Try it ▸
Which lines in the records below contain the word "Januari"? Report each of them.
___ Material shown
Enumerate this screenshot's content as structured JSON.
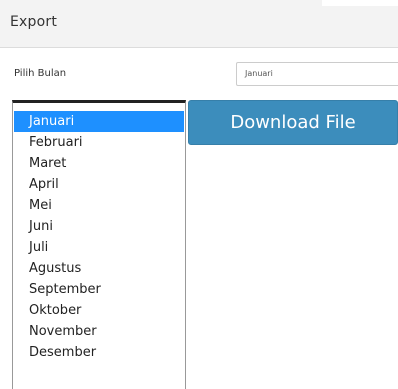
{
  "panel": {
    "title": "Export"
  },
  "form": {
    "month_label": "Pilih Bulan",
    "month_select_value": "Januari"
  },
  "month_list": {
    "selected_index": 0,
    "options": [
      "Januari",
      "Februari",
      "Maret",
      "April",
      "Mei",
      "Juni",
      "Juli",
      "Agustus",
      "September",
      "Oktober",
      "November",
      "Desember"
    ]
  },
  "actions": {
    "download_label": "Download File"
  },
  "colors": {
    "selected_option": "#1e90ff",
    "download_button": "#3c8dbc",
    "header_background": "#f3f3f3"
  }
}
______
Exercise response ▸
    "month_select_value": "Januari"
      "Januari",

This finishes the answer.